Friday, October 26, 2018

Heckuva Job, Jerry

One of my trolls periodically asks why I don't leave California, given that I don't have anything positive to say about its government.  My reply is simple:  even if I left, California would still be a rotten place to live unless you're rich:
If liberal policies actually made any sort of progress correcting the various inequities that they’re alleged to do, big government utopias like California would be progressive beacons of hope for the American left. California, many believed, was so progressive and forward thinking that it would experiment with various social policies and the rest of the states would follow suit. Hence, the so-called “Golden Rule” of the nation was once “as California goes, so does the country.” So, how is California doing with the problem of wealth inequality?

Not so good.

Despite having the fifth-largest economy in the world, California is one of the worst states in the nation in terms of wealth inequality...

Despite all the wealth in the state and the Democrat control of state government, California actually ranks as the poorest state in the country after costs of living are factored in. A whopping 19 percent of Californians live below the poverty line.

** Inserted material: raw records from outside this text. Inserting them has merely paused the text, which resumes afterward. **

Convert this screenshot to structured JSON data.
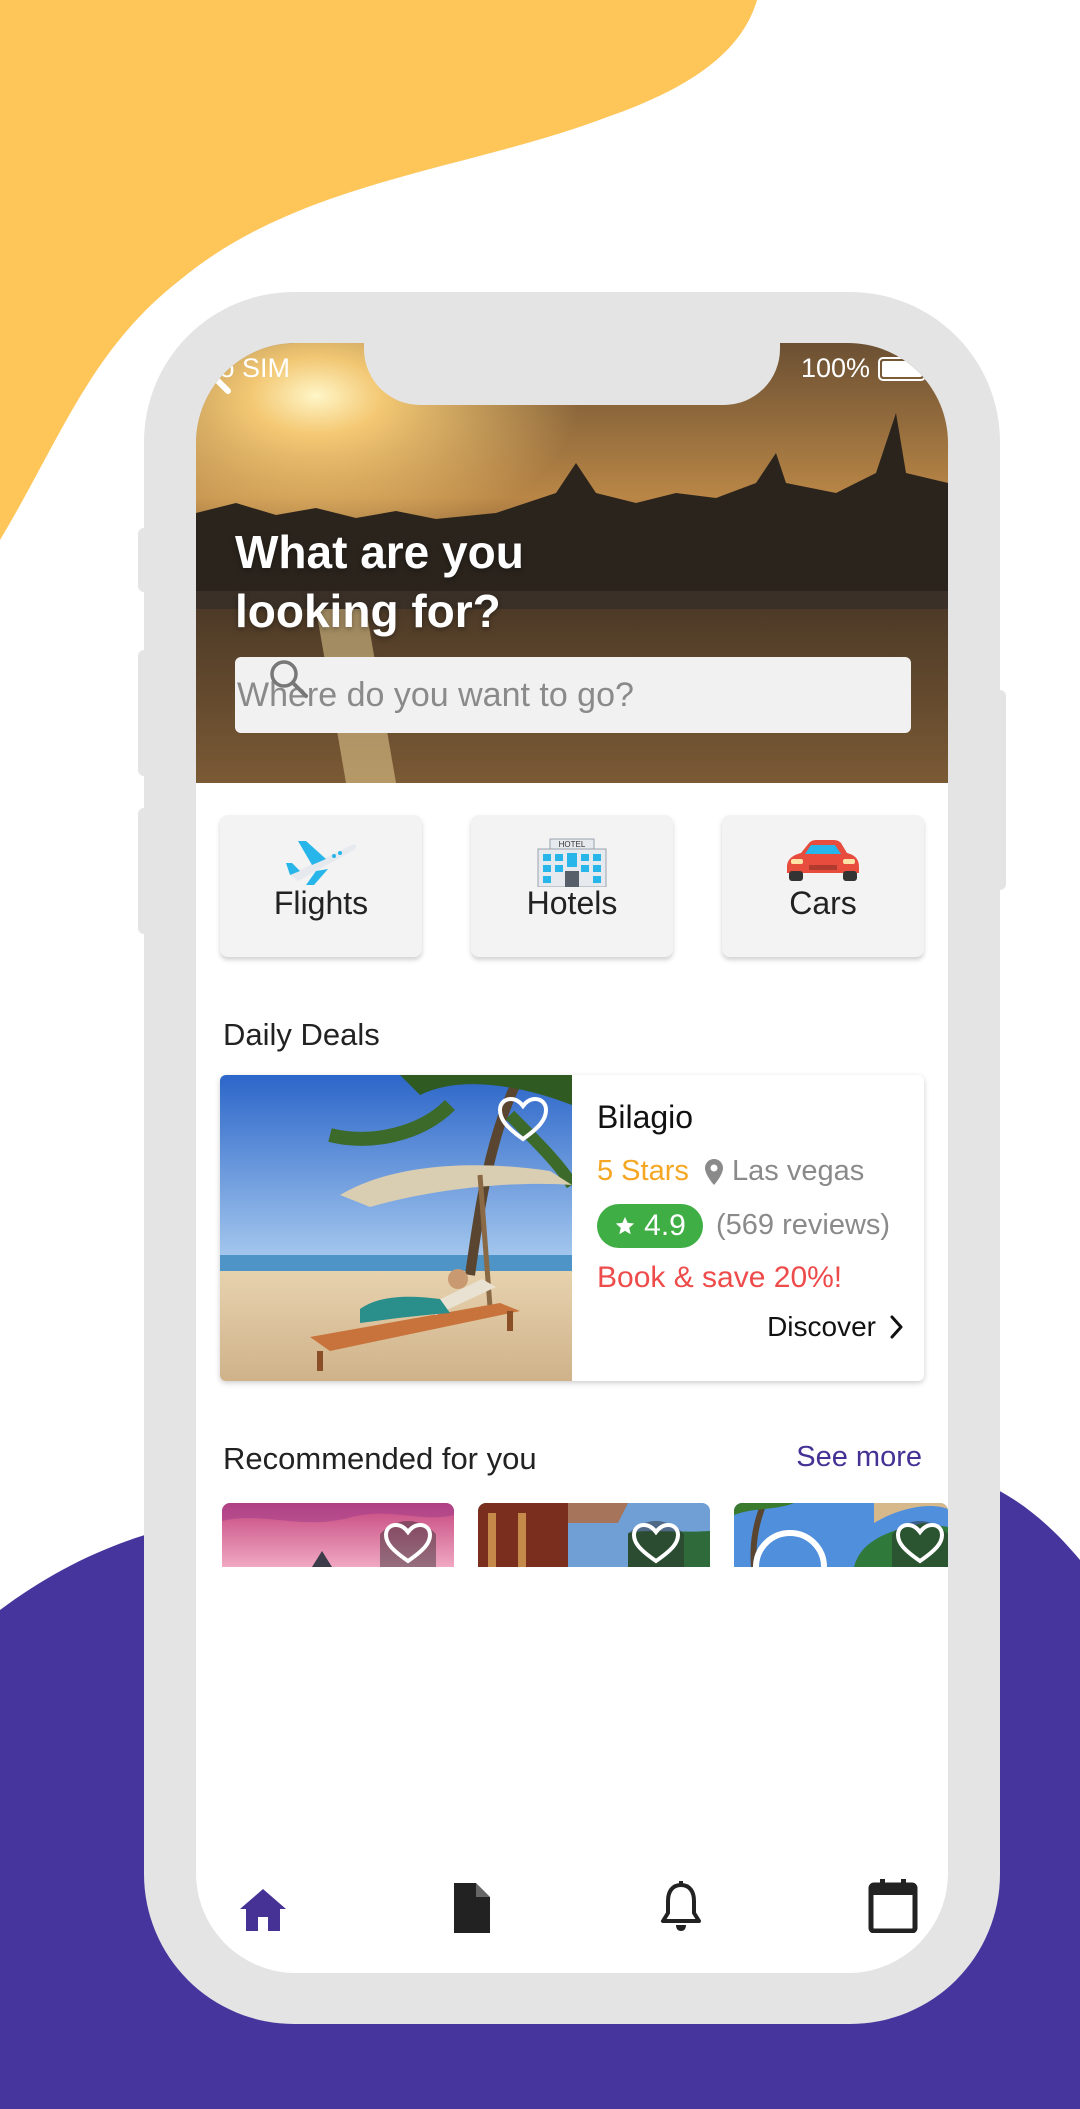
{
  "colors": {
    "accent": "#453294",
    "yellow_blob": "#fec659",
    "purple_blob": "#46359d",
    "stars": "#f5a623",
    "rating_green": "#3fae45",
    "promo_red": "#ee4b4b"
  },
  "status_bar": {
    "carrier": "No SIM",
    "battery": "100%"
  },
  "hero": {
    "title": "What are you looking for?",
    "search_placeholder": "Where do you want to go?"
  },
  "categories": [
    {
      "label": "Flights",
      "icon": "airplane-icon"
    },
    {
      "label": "Hotels",
      "icon": "hotel-icon"
    },
    {
      "label": "Cars",
      "icon": "car-icon"
    }
  ],
  "hotel_sign": "HOTEL",
  "daily_deals": {
    "title": "Daily Deals",
    "deal": {
      "name": "Bilagio",
      "stars": "5 Stars",
      "location": "Las vegas",
      "rating": "4.9",
      "reviews": "(569 reviews)",
      "promo": "Book & save 20%!",
      "cta": "Discover"
    }
  },
  "recommended": {
    "title": "Recommended for you",
    "see_more": "See more"
  },
  "tabbar": [
    {
      "icon": "home-icon",
      "active": true
    },
    {
      "icon": "document-icon",
      "active": false
    },
    {
      "icon": "bell-icon",
      "active": false
    },
    {
      "icon": "calendar-icon",
      "active": false
    }
  ]
}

While California represents just 12 percent of the nation’s population, Californians represent a third of all Americans on welfare.
As the saying goes, read the whole thing.


Pseudotsuga said...

If you left California before retiring, would your teacher pension follow you?
(this is assuming that you actually get anything from the notoriously underfunded program.)

Darren said...

I assume I could draw on it if I retire at age 55, but I'd still be subject to the federal Windfall Elimination Provision.